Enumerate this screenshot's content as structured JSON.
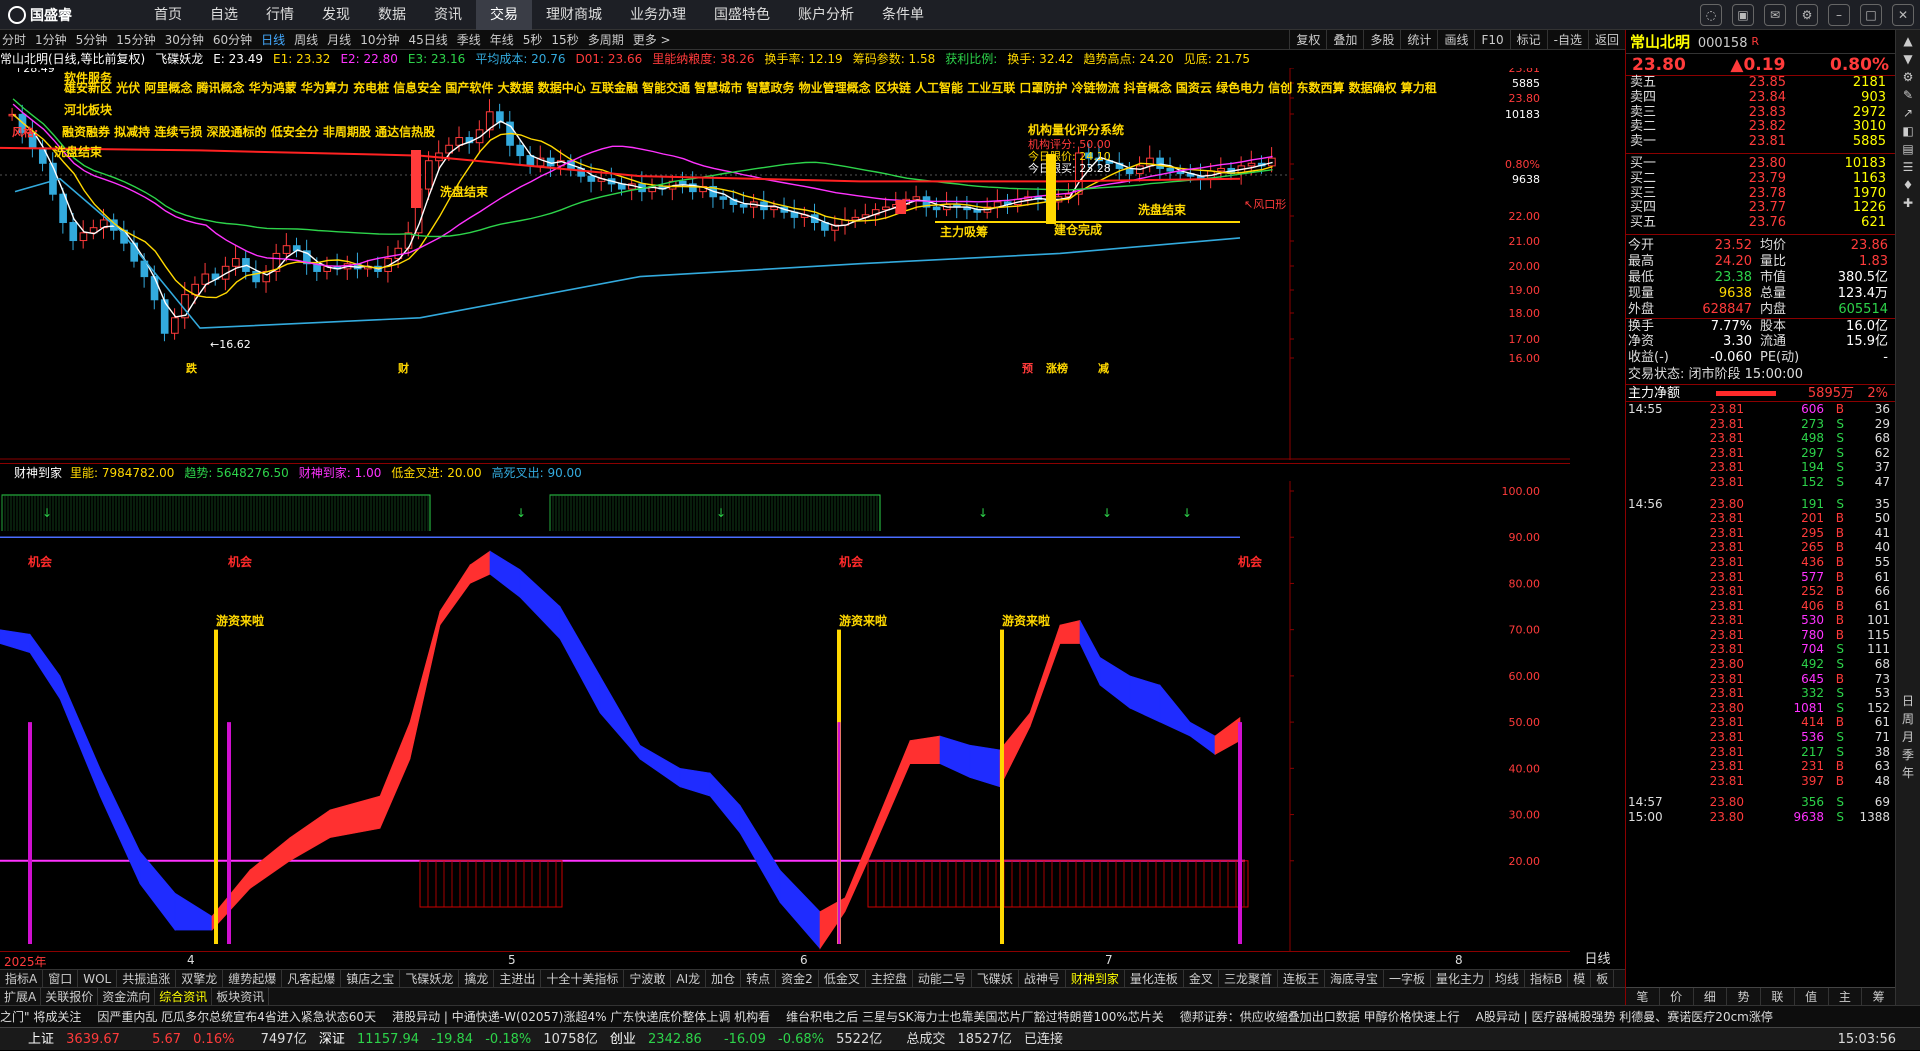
{
  "app": {
    "logo": "国盛睿"
  },
  "menu": [
    "首页",
    "自选",
    "行情",
    "发现",
    "数据",
    "资讯",
    "交易",
    "理财商城",
    "业务办理",
    "国盛特色",
    "账户分析",
    "条件单"
  ],
  "menu_active": "交易",
  "periods": [
    "分时",
    "1分钟",
    "5分钟",
    "15分钟",
    "30分钟",
    "60分钟",
    "日线",
    "周线",
    "月线",
    "10分钟",
    "45日线",
    "季线",
    "年线",
    "5秒",
    "15秒",
    "多周期",
    "更多 >"
  ],
  "period_active": "日线",
  "tools": [
    "复权",
    "叠加",
    "多股",
    "统计",
    "画线",
    "F10",
    "标记",
    "-自选",
    "返回"
  ],
  "info": [
    {
      "t": "常山北明(日线,等比前复权)",
      "c": "white"
    },
    {
      "t": "飞碟妖龙",
      "c": "white"
    },
    {
      "t": "E: 23.49",
      "c": "white"
    },
    {
      "t": "E1: 23.32",
      "c": "yellow"
    },
    {
      "t": "E2: 22.80",
      "c": "mag"
    },
    {
      "t": "E3: 23.16",
      "c": "green"
    },
    {
      "t": "平均成本: 20.76",
      "c": "cyan"
    },
    {
      "t": "D01: 23.66",
      "c": "red"
    },
    {
      "t": "里能纳粮度: 38.26",
      "c": "red"
    },
    {
      "t": "换手率: 12.19",
      "c": "yellow"
    },
    {
      "t": "筹码参数: 1.58",
      "c": "yellow"
    },
    {
      "t": "获利比例:",
      "c": "green"
    },
    {
      "t": "换手: 32.42",
      "c": "yellow"
    },
    {
      "t": "趋势高点: 24.20",
      "c": "yellow"
    },
    {
      "t": "见底: 21.75",
      "c": "yellow"
    }
  ],
  "concepts": "雄安新区 光伏 阿里概念 腾讯概念 华为鸿蒙 华为算力 充电桩 信息安全 国产软件 大数据 数据中心 互联金融 智能交通 智慧城市 智慧政务 物业管理概念 区块链 人工智能 工业互联 口罩防护 冷链物流 抖音概念 国资云 绿色电力 信创 东数西算 数据确权 算力租",
  "labels": {
    "software": "软件服务",
    "region": "河北板块",
    "risk": "风格:",
    "traits": "融资融券 拟减持 连续亏损 深股通标的 低安全分 非周期股 通达信热股",
    "high": "28.49",
    "low": "16.62",
    "wash1": "洗盘结束",
    "wash2": "洗盘结束",
    "wash3": "洗盘结束",
    "main": "主力吸筹",
    "build": "建仓完成",
    "windrisk": "风口形",
    "system_title": "机构量化评分系统",
    "score": "机构评分: 50.00",
    "today_open": "今日限价: 24.10",
    "today_buy": "今日限买: 23.28",
    "bottom_drop": "跌",
    "bottom_cai": "财",
    "flag1": "预",
    "flag2": "涨榜",
    "flag3": "减"
  },
  "main_axis": [
    "23.81",
    "5885",
    "23.80",
    "10183",
    "22.00",
    "21.00",
    "20.00",
    "19.00",
    "18.00",
    "17.00",
    "16.00",
    "0.80%",
    "9638"
  ],
  "main_axis_ticks": [
    {
      "v": "23.81"
    },
    {
      "v": "5885"
    },
    {
      "v": "23.80"
    },
    {
      "v": "10183"
    },
    {
      "v": "0.80%"
    },
    {
      "v": "9638"
    },
    {
      "v": "22.00"
    },
    {
      "v": "21.00"
    },
    {
      "v": "20.00"
    },
    {
      "v": "19.00"
    },
    {
      "v": "18.00"
    },
    {
      "v": "17.00"
    },
    {
      "v": "16.00"
    }
  ],
  "sub": {
    "name": "财神到家",
    "items": [
      {
        "t": "里能: 7984782.00",
        "c": "yellow"
      },
      {
        "t": "趋势: 5648276.50",
        "c": "green"
      },
      {
        "t": "财神到家: 1.00",
        "c": "mag"
      },
      {
        "t": "低金叉进: 20.00",
        "c": "yellow"
      },
      {
        "t": "高死叉出: 90.00",
        "c": "cyan"
      }
    ],
    "chance": "机会",
    "youzi": "游资来啦"
  },
  "sub_axis": [
    "100.00",
    "90.00",
    "80.00",
    "70.00",
    "60.00",
    "50.00",
    "40.00",
    "30.00",
    "20.00"
  ],
  "dates": [
    "2025年",
    "4",
    "5",
    "6",
    "7",
    "8"
  ],
  "ytag": "日线",
  "tabs1": [
    "指标A",
    "窗口",
    "WOL",
    "共振追涨",
    "双擎龙",
    "缠势起爆",
    "凡客起爆",
    "镇店之宝",
    "飞碟妖龙",
    "擒龙",
    "主进出",
    "十全十美指标",
    "宁波敢",
    "AI龙",
    "加仓",
    "转点",
    "资金2",
    "低金叉",
    "主控盘",
    "动能二号",
    "飞碟妖",
    "战神号",
    "财神到家",
    "量化连板",
    "金叉",
    "三龙聚首",
    "连板王",
    "海底寻宝",
    "一字板",
    "量化主力",
    "均线",
    "指标B",
    "模",
    "板"
  ],
  "tabs1_active": "财神到家",
  "tabs2": [
    "扩展A",
    "关联报价",
    "资金流向",
    "综合资讯",
    "板块资讯"
  ],
  "tabs2_active": "综合资讯",
  "news": [
    "之门\" 将成关注",
    "因严重内乱 厄瓜多尔总统宣布4省进入紧急状态60天",
    "港股异动 | 中通快递-W(02057)涨超4% 广东快递底价整体上调 机构看",
    "维台积电之后 三星与SK海力士也靠美国芯片厂豁过特朗普100%芯片关",
    "德邦证券：供应收缩叠加出口数据 甲醇价格快速上行",
    "A股异动 | 医疗器械股强势 利德曼、赛诺医疗20cm涨停"
  ],
  "status": {
    "sh_label": "上证",
    "sh": "3639.67",
    "sh_ch": "5.67",
    "sh_pct": "0.16%",
    "sh_amt": "7497亿",
    "sz_label": "深证",
    "sz": "11157.94",
    "sz_ch": "-19.84",
    "sz_pct": "-0.18%",
    "sz_amt": "10758亿",
    "cy_label": "创业",
    "cy": "2342.86",
    "cy_ch": "-16.09",
    "cy_pct": "-0.68%",
    "cy_amt": "5522亿",
    "total_label": "总成交",
    "total": "18527亿",
    "conn": "已连接",
    "time": "15:03:56"
  },
  "quote": {
    "name": "常山北明",
    "code": "000158",
    "flag": "R",
    "price": "23.80",
    "change": "▲0.19",
    "pct": "0.80%"
  },
  "asks": [
    {
      "l": "卖五",
      "p": "23.85",
      "v": "2181"
    },
    {
      "l": "卖四",
      "p": "23.84",
      "v": "903"
    },
    {
      "l": "卖三",
      "p": "23.83",
      "v": "2972"
    },
    {
      "l": "卖二",
      "p": "23.82",
      "v": "3010"
    },
    {
      "l": "卖一",
      "p": "23.81",
      "v": "5885"
    }
  ],
  "bids": [
    {
      "l": "买一",
      "p": "23.80",
      "v": "10183"
    },
    {
      "l": "买二",
      "p": "23.79",
      "v": "1163"
    },
    {
      "l": "买三",
      "p": "23.78",
      "v": "1970"
    },
    {
      "l": "买四",
      "p": "23.77",
      "v": "1226"
    },
    {
      "l": "买五",
      "p": "23.76",
      "v": "621"
    }
  ],
  "stats": [
    {
      "l1": "今开",
      "v1": "23.52",
      "c1": "red",
      "l2": "均价",
      "v2": "23.86",
      "c2": "red"
    },
    {
      "l1": "最高",
      "v1": "24.20",
      "c1": "red",
      "l2": "量比",
      "v2": "1.83",
      "c2": "red"
    },
    {
      "l1": "最低",
      "v1": "23.38",
      "c1": "green",
      "l2": "市值",
      "v2": "380.5亿",
      "c2": "white"
    },
    {
      "l1": "现量",
      "v1": "9638",
      "c1": "yellow",
      "l2": "总量",
      "v2": "123.4万",
      "c2": "white"
    },
    {
      "l1": "外盘",
      "v1": "628847",
      "c1": "red",
      "l2": "内盘",
      "v2": "605514",
      "c2": "green"
    },
    {
      "l1": "换手",
      "v1": "7.77%",
      "c1": "white",
      "l2": "股本",
      "v2": "16.0亿",
      "c2": "white"
    },
    {
      "l1": "净资",
      "v1": "3.30",
      "c1": "white",
      "l2": "流通",
      "v2": "15.9亿",
      "c2": "white"
    },
    {
      "l1": "收益(-)",
      "v1": "-0.060",
      "c1": "white",
      "l2": "PE(动)",
      "v2": "-",
      "c2": "white"
    }
  ],
  "tradestate": "交易状态: 闭市阶段 15:00:00",
  "netflow": {
    "label": "主力净额",
    "value": "5895万",
    "pct": "2%"
  },
  "ticks": [
    {
      "t": "14:55",
      "p": "23.81",
      "v": "606",
      "s": "B",
      "n": "36"
    },
    {
      "t": "",
      "p": "23.81",
      "v": "273",
      "s": "S",
      "n": "29"
    },
    {
      "t": "",
      "p": "23.81",
      "v": "498",
      "s": "S",
      "n": "68"
    },
    {
      "t": "",
      "p": "23.81",
      "v": "297",
      "s": "S",
      "n": "62"
    },
    {
      "t": "",
      "p": "23.81",
      "v": "194",
      "s": "S",
      "n": "37"
    },
    {
      "t": "",
      "p": "23.81",
      "v": "152",
      "s": "S",
      "n": "47"
    },
    {
      "t": "14:56",
      "p": "23.80",
      "v": "191",
      "s": "S",
      "n": "35"
    },
    {
      "t": "",
      "p": "23.81",
      "v": "201",
      "s": "B",
      "n": "50"
    },
    {
      "t": "",
      "p": "23.81",
      "v": "295",
      "s": "B",
      "n": "41"
    },
    {
      "t": "",
      "p": "23.81",
      "v": "265",
      "s": "B",
      "n": "40"
    },
    {
      "t": "",
      "p": "23.81",
      "v": "436",
      "s": "B",
      "n": "55"
    },
    {
      "t": "",
      "p": "23.81",
      "v": "577",
      "s": "B",
      "n": "61"
    },
    {
      "t": "",
      "p": "23.81",
      "v": "252",
      "s": "B",
      "n": "66"
    },
    {
      "t": "",
      "p": "23.81",
      "v": "406",
      "s": "B",
      "n": "61"
    },
    {
      "t": "",
      "p": "23.81",
      "v": "530",
      "s": "B",
      "n": "101"
    },
    {
      "t": "",
      "p": "23.81",
      "v": "780",
      "s": "B",
      "n": "115"
    },
    {
      "t": "",
      "p": "23.81",
      "v": "704",
      "s": "S",
      "n": "111"
    },
    {
      "t": "",
      "p": "23.80",
      "v": "492",
      "s": "S",
      "n": "68"
    },
    {
      "t": "",
      "p": "23.81",
      "v": "645",
      "s": "B",
      "n": "73"
    },
    {
      "t": "",
      "p": "23.81",
      "v": "332",
      "s": "S",
      "n": "53"
    },
    {
      "t": "",
      "p": "23.80",
      "v": "1081",
      "s": "S",
      "n": "152"
    },
    {
      "t": "",
      "p": "23.81",
      "v": "414",
      "s": "B",
      "n": "61"
    },
    {
      "t": "",
      "p": "23.81",
      "v": "536",
      "s": "S",
      "n": "71"
    },
    {
      "t": "",
      "p": "23.81",
      "v": "217",
      "s": "S",
      "n": "38"
    },
    {
      "t": "",
      "p": "23.81",
      "v": "231",
      "s": "B",
      "n": "63"
    },
    {
      "t": "",
      "p": "23.81",
      "v": "397",
      "s": "B",
      "n": "48"
    },
    {
      "t": "14:57",
      "p": "23.80",
      "v": "356",
      "s": "S",
      "n": "69"
    },
    {
      "t": "15:00",
      "p": "23.80",
      "v": "9638",
      "s": "S",
      "n": "1388"
    }
  ],
  "rtabs": [
    "笔",
    "价",
    "细",
    "势",
    "联",
    "值",
    "主",
    "筹"
  ],
  "sidebar": [
    "日",
    "周",
    "月",
    "季",
    "年"
  ]
}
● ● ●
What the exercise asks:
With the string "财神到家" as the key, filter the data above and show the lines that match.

Output for this task:
    "name": "财神到家",
        "t": "财神到家: 1.00",
    "财神到家",
  "tabs1_active": "财神到家",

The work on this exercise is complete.